Awards shows are a species all their own, and while they’re highly scripted, we can always count on good ol’ live TV to provide some real moments of pure, raw emotion.
That’s exactly what happened on Sunday, September 17 during the 69th Primetime Emmy Awards when a surprise guest rolled a podium out onto stage.
The shock on people’s faces was genuine and uncomfortable. Woo live TV!
And it was a show to remember. The Handmaid’s Tale and Big Little Lies won big, proving that shows featuring strong female characters are here to stay.
It was also a historic night for people of color — many winners were Emmys record breakers.
Glover actually double-fisted gold statues, also winning Outstanding Lead Actor in a comedy series for his show, Atlanta, the first time that award has gone to a black man since Robert Guillaume won for Benson in 1985.
Sterling K. Brown became the first black actor to win for Outstanding Lead Actor in a Drama Series since Andre Braugher in 1998.

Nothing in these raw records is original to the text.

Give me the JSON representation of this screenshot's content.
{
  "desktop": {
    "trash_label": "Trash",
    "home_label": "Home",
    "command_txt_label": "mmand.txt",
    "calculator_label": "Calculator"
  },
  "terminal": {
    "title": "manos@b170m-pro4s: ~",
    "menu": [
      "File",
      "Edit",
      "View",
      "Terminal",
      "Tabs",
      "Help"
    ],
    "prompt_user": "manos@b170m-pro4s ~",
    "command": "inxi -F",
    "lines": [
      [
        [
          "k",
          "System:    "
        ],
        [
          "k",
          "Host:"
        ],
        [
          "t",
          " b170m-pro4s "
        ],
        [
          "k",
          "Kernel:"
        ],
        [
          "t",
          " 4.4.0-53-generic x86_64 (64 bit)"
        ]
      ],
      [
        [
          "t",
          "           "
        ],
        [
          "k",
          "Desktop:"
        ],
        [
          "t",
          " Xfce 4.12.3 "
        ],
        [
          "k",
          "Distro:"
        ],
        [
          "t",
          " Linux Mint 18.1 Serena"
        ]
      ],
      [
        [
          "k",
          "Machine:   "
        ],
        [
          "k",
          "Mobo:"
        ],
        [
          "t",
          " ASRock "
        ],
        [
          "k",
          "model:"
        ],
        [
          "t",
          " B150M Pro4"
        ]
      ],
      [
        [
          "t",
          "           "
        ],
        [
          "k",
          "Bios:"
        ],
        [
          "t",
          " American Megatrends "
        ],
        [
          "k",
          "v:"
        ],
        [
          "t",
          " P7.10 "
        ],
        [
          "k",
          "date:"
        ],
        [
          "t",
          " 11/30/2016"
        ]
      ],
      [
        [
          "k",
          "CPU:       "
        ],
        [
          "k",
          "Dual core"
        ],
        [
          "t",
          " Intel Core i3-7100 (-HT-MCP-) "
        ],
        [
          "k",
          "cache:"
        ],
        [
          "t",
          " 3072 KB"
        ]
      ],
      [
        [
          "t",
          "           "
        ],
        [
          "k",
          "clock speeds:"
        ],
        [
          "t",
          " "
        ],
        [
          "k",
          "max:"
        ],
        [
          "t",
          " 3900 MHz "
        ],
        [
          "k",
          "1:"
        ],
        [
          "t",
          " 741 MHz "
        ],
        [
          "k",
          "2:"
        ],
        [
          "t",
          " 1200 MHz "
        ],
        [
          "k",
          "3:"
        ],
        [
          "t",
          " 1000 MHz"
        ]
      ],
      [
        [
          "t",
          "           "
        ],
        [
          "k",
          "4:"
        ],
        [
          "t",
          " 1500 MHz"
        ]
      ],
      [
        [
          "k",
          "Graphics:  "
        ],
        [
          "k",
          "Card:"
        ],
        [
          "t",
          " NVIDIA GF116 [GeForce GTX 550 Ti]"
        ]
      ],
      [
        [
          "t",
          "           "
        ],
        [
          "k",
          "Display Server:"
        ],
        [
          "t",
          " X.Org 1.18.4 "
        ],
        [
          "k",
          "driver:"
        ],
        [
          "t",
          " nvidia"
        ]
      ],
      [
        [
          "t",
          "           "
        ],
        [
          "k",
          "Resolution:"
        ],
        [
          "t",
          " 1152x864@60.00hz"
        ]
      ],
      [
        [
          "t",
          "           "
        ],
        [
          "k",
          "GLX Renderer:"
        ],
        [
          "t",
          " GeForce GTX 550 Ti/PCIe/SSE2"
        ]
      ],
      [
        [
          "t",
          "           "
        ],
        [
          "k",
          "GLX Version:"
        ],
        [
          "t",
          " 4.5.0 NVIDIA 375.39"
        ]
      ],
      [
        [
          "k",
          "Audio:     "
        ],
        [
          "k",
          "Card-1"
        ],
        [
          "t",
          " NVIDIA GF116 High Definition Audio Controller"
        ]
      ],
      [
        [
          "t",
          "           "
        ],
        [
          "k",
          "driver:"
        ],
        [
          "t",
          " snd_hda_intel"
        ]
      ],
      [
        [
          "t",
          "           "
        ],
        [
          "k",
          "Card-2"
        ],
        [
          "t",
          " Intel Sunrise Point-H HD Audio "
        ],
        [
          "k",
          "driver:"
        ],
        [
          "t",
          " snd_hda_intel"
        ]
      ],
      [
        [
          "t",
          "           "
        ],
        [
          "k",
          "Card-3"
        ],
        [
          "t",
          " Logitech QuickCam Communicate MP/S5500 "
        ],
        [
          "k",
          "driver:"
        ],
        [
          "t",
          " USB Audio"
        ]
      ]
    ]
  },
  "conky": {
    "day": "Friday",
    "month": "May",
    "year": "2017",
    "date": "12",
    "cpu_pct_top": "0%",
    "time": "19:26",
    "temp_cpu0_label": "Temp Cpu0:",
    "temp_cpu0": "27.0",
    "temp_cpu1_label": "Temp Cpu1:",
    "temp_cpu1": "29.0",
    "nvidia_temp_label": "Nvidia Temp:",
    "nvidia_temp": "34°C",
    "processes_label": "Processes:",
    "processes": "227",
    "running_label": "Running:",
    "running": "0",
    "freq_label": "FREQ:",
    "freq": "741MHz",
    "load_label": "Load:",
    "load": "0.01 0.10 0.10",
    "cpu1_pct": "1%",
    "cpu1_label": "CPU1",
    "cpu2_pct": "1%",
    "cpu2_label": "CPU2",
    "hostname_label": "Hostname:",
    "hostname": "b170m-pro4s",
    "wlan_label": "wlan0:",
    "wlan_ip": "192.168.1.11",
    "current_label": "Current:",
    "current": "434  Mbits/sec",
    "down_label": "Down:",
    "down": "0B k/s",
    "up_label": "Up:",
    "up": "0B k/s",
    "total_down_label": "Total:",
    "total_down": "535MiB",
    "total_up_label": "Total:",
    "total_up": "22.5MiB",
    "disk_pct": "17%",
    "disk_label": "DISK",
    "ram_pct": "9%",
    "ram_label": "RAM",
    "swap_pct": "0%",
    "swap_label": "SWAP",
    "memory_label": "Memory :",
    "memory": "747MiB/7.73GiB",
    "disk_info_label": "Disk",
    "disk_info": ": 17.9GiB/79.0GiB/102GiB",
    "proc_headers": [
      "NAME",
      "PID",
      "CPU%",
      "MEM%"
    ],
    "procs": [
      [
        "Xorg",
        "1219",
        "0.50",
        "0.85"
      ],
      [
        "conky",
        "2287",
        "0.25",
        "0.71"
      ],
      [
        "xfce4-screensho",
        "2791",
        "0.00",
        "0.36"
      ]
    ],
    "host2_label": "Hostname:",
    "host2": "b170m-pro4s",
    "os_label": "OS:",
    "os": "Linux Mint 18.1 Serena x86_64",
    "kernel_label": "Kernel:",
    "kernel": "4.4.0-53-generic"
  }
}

That’s a long time.
Brown for his work on This Is Us, but he’s no stranger to the Emmy stage. He won last year for Supporting Actor in a miniseries for his role as Christopher Darden in The People v. O. J. Simpson: American Crime Story.

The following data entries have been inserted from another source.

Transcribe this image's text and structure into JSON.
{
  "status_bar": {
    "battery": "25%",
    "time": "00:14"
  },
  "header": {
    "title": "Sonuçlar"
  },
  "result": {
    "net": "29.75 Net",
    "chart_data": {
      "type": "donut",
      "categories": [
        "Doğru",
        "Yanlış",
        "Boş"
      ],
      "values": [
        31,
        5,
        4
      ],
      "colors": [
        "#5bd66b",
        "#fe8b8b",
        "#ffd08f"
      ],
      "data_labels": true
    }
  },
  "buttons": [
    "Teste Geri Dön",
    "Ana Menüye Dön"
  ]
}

Their win for the Master of None episode, “Thanksgiving,” makes Waithe the first black woman ever to win in this category. In her moving speech, Waithe called out her “LGBTQIA family” and said, “I see each and every one of you. The things that make us different, those are our superpowers.”
Way to go, Lena.

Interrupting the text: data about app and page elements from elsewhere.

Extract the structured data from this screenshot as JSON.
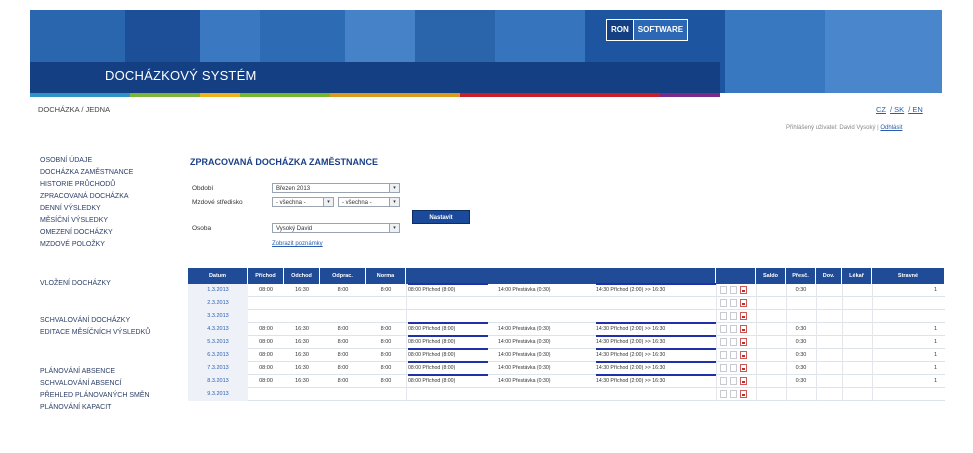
{
  "header": {
    "app_title": "DOCHÁZKOVÝ SYSTÉM",
    "logo_part1": "RON",
    "logo_part2": "SOFTWARE"
  },
  "breadcrumb": "DOCHÁZKA  / JEDNA",
  "languages": [
    "CZ",
    "/ SK",
    "/ EN"
  ],
  "user_line": {
    "prefix": "Přihlášený uživatel: David Vysoký | ",
    "logout": "Odhlásit"
  },
  "sidebar": {
    "items": [
      "OSOBNÍ ÚDAJE",
      "DOCHÁZKA ZAMĚSTNANCE",
      "HISTORIE PRŮCHODŮ",
      "ZPRACOVANÁ DOCHÁZKA",
      "DENNÍ VÝSLEDKY",
      "MĚSÍČNÍ VÝSLEDKY",
      "OMEZENÍ DOCHÁZKY",
      "MZDOVÉ POLOŽKY",
      "VLOŽENÍ DOCHÁZKY",
      "SCHVALOVÁNÍ DOCHÁZKY",
      "EDITACE MĚSÍČNÍCH VÝSLEDKŮ",
      "PLÁNOVÁNÍ ABSENCE",
      "SCHVALOVÁNÍ ABSENCÍ",
      "PŘEHLED PLÁNOVANÝCH SMĚN",
      "PLÁNOVÁNÍ KAPACIT"
    ]
  },
  "page_title": "ZPRACOVANÁ DOCHÁZKA ZAMĚSTNANCE",
  "filters": {
    "obdobi_label": "Období",
    "obdobi_value": "Březen 2013",
    "mzdove_label": "Mzdové středisko",
    "mzdove_value1": "- všechna -",
    "mzdove_value2": "- všechna -",
    "osoba_label": "Osoba",
    "osoba_value": "Vysoký David",
    "submit_label": "Nastavit",
    "extra_link": "Zobrazit poznámky"
  },
  "table": {
    "columns": [
      "Datum",
      "Příchod",
      "Odchod",
      "Odprac.",
      "Norma",
      "",
      "",
      "Saldo",
      "Přesč.",
      "Dov.",
      "Lékař",
      "Stravné"
    ],
    "rows": [
      {
        "date": "1.3.2013",
        "in": "08:00",
        "out": "16:30",
        "worked": "8:00",
        "norm": "8:00",
        "events": true,
        "overtime": "0:30",
        "meal": "1"
      },
      {
        "date": "2.3.2013",
        "in": "",
        "out": "",
        "worked": "",
        "norm": "",
        "events": false,
        "overtime": "",
        "meal": ""
      },
      {
        "date": "3.3.2013",
        "in": "",
        "out": "",
        "worked": "",
        "norm": "",
        "events": false,
        "overtime": "",
        "meal": ""
      },
      {
        "date": "4.3.2013",
        "in": "08:00",
        "out": "16:30",
        "worked": "8:00",
        "norm": "8:00",
        "events": true,
        "overtime": "0:30",
        "meal": "1"
      },
      {
        "date": "5.3.2013",
        "in": "08:00",
        "out": "16:30",
        "worked": "8:00",
        "norm": "8:00",
        "events": true,
        "overtime": "0:30",
        "meal": "1"
      },
      {
        "date": "6.3.2013",
        "in": "08:00",
        "out": "16:30",
        "worked": "8:00",
        "norm": "8:00",
        "events": true,
        "overtime": "0:30",
        "meal": "1"
      },
      {
        "date": "7.3.2013",
        "in": "08:00",
        "out": "16:30",
        "worked": "8:00",
        "norm": "8:00",
        "events": true,
        "overtime": "0:30",
        "meal": "1"
      },
      {
        "date": "8.3.2013",
        "in": "08:00",
        "out": "16:30",
        "worked": "8:00",
        "norm": "8:00",
        "events": true,
        "overtime": "0:30",
        "meal": "1"
      },
      {
        "date": "9.3.2013",
        "in": "",
        "out": "",
        "worked": "",
        "norm": "",
        "events": false,
        "overtime": "",
        "meal": ""
      }
    ],
    "events": [
      "08:00  Příchod (8:00)",
      "14:00  Přestávka (0:30)",
      "14:30  Příchod (2:00) >> 16:30"
    ]
  },
  "colors": {
    "banner": "#2f6eb8",
    "band": "#143f82",
    "accent": "#1f4b97"
  }
}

With her sixth straight win for Outstanding Actress in a Comedy Series, Louis-Dreyfus now holds the record for the most Emmys won for the same character in the same series, plus the record for the most consecutive wins. (She just beat out Candice Bergen, who has five Emmys for Murphy Brown.)
Louis-Dreyfus is also now tied with Cloris Leachman for total Emmy acting wins (EIGHT!), and she’s also the first woman to win comedy Emmys for three different roles (Elaine Benes on Seinfeld, Christine Campbell on The New Adventures of Old Christine, and Selina Meyer on Veep).
And yet — this historic night captured people’s attention for one other crazy reason…
Stephen Colbert’s joke about the size of the crowd watching the Emmys couldn’t have been complete without an actual appearance from the actual former White House Press Secretary for President Donald Trump, could it?
It really begs this question: “Wwwwwhhhhhhhyyyyyyyyy?!”
Anna Chlumsky from Veep looked like her jaw literally unhinged from her face.
Melissa McCarthy — who, of course, does a spot-on impression of the man on SNL — looked incredibly embarrassed.
Some, including Kevin Spacey and Tony Hale, laughed.
Boy oh boy, were reactions mixed.
Putting Sean Spicer guy on stage at the Emmys or rubbing Trump’s hair is what we call “normalizing evil.”
This Twitter user compared it to Ripley from Alien giving a thumbs up in a photo with a literal monster.
It proved to be a banner night for women and a long overdue recognition of people of color, and yet they had to go and ruin it by giving Sean Spicer — the guy who said that even Hitler didn’t use gas chambers — the chance to “redeem his image” by making fun of himself.
Not to mention the flash of Roger Ailes in the “In Memoriam” segment. The former CEO of Fox News died earlier this year, but not before he was disgraced and pushed out by more than 20 accusations of sexual harassment.
Whoever planned the Emmys left a bad taste in the mouths of people everywhere with the tacit inclusion of these two destructive men.
You’ll never guess who else responded to Spicer’s Emmys appearance…
It’s undeniable that Spicer, in his short term as press secretary, willingly spouted lies at the behest of Donald Trump. The specific lie he tried to lampoon on the Emmys stage was about the crowd size at Trump’s inauguration. Needless to say, people weren’t having it.
The first female presidential nominee of a major party wrote a book about her experience, and she’s getting chastised for doing a book tour.
Meanwhile, the dude who perpetuated Trump’s lies for six months gets a bit at an award show. Double standard, anyone?
Melissa McCarthy’s impression — while funny — is scathing, entirely critical, and unforgiving.
This parading of Sean Spicer on the Emmys stage was just that — forgiving. It allowed the guy to go, “See? I’m in on the joke. I can’t be insidious if I know I was terrible.”
But no one will forget what Sean Spicer did. And they won’t forgive it, either.